Thoughts on Star Trek: Lower Decks

Thoughts on Star Trek: Lower Decks


Video source: CBS All Access

I recently watched the first episode of Star Trek: Lower Decks and have mixed feelings.

I grew up watching Star Trek: The Next Generation, Deep Space Nine and Voyager, watched the movies and reruns of Star Trek. I played Star Trek games (one of my favorite FPS game of all time is Star Trek Voyager: Elite Force), read the books, comic books and anything else I could devour. 

So I was a little bit disappointed when I watched Lower Decks. The idea, in theory, sounds kinda cool: an alternative look at the side of a starship we hardly ever see in the franchise in an animated show designed for the streaming generation. To its credit, the show is colorful and is animated well.

The problem I have with the show is that it doesn't feel like Star Trek. The humor in the show is something which doesn't work - yay, drinking and acting like an ass. Yay, extreme bouts of violence. How very Rick and Morty. Problem is that this isn't that kind of franchise. Star Trek, has never really been about that. You can shove that stuff into it and make it work. 

The other major problem I have is that the characters aren't very likeable. The second in command is a bro and extremely annoying, the security chief is a dumb as a rock meathead and the chief medical officer is a typical creepy alien (who is predictably a genius). The captain of the U.S.S. Cerritos, Carol Freeman, lacks presence and serves to serve up potential drama for future episodes (as you'll see in a minute).

Then there are the ensigns. Think cliched, think poor characterization. Beckett Mariner, the smart yet rebellious one is the captain's daughter, is annoying and a poor attempt to create a mature character. Brad Boimler, the wannabe commander who loves following the rules, feels poorly written. D'Vana Tendi, the obligatory alien ensign feels flat and a little two dimensional. Sam Rutherford, the ensign with a Vulcan cyborg implant, is like a rubbish version of Cyborg added to make the show feel relevant to a comic book loving audience.

The problem with all these characters is that they feel like what the writers expect Star Trek fans want. We have the one who follows the rules, the rebellious one, the uncertain one and the cool one. Whatever happened to the idea of just creating memorable characters that work?

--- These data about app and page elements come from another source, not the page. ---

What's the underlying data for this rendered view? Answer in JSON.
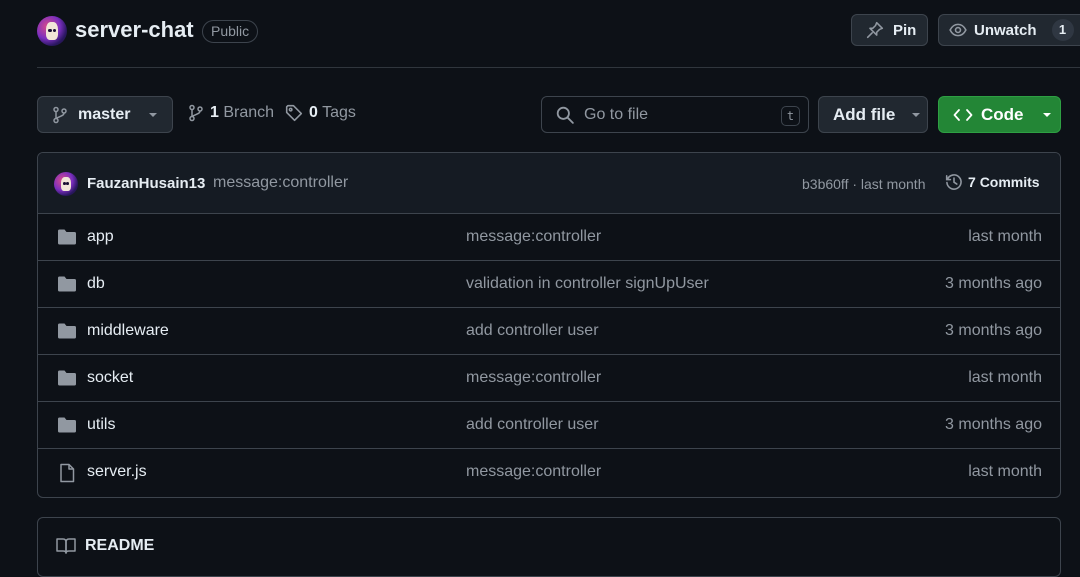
{
  "repo": {
    "name": "server-chat",
    "visibility": "Public",
    "pin_label": "Pin",
    "unwatch_label": "Unwatch",
    "watch_count": "1"
  },
  "toolbar": {
    "branch": "master",
    "branch_count": "1",
    "branch_word": "Branch",
    "tag_count": "0",
    "tag_word": "Tags",
    "search_placeholder": "Go to file",
    "search_shortcut": "t",
    "add_file_label": "Add file",
    "code_label": "Code"
  },
  "latest_commit": {
    "author": "FauzanHusain13",
    "message": "message:controller",
    "meta": "b3b60ff · last month",
    "commits_count": "7",
    "commits_word": "Commits"
  },
  "files": [
    {
      "name": "app",
      "type": "folder",
      "message": "message:controller",
      "date": "last month"
    },
    {
      "name": "db",
      "type": "folder",
      "message": "validation in controller signUpUser",
      "date": "3 months ago"
    },
    {
      "name": "middleware",
      "type": "folder",
      "message": "add controller user",
      "date": "3 months ago"
    },
    {
      "name": "socket",
      "type": "folder",
      "message": "message:controller",
      "date": "last month"
    },
    {
      "name": "utils",
      "type": "folder",
      "message": "add controller user",
      "date": "3 months ago"
    },
    {
      "name": "server.js",
      "type": "file",
      "message": "message:controller",
      "date": "last month"
    }
  ],
  "readme": {
    "title": "README"
  },
  "colors": {
    "background": "#0d1117",
    "border": "#3d444d",
    "code_button": "#238636",
    "muted_text": "#9198a1",
    "text": "#e6edf3"
  }
}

I was hoping the premise of the first episode would be a chance to bypass the misgivings I had with the characters. I was wrong. It was a mess, with a subplot of an alien virus inter-meshed with the goings on the planet below and the hilarious setup of some stolen farming equipment. Oh dear. It wasn't very funny at all and lacked the charm and humanity seen from other Star Trek franchises. 

I'm not sure I can bring myself to watch another episode. This feels like a missed opportunity and I hope it can be rectified. 



 

Post a Comment

0 Comments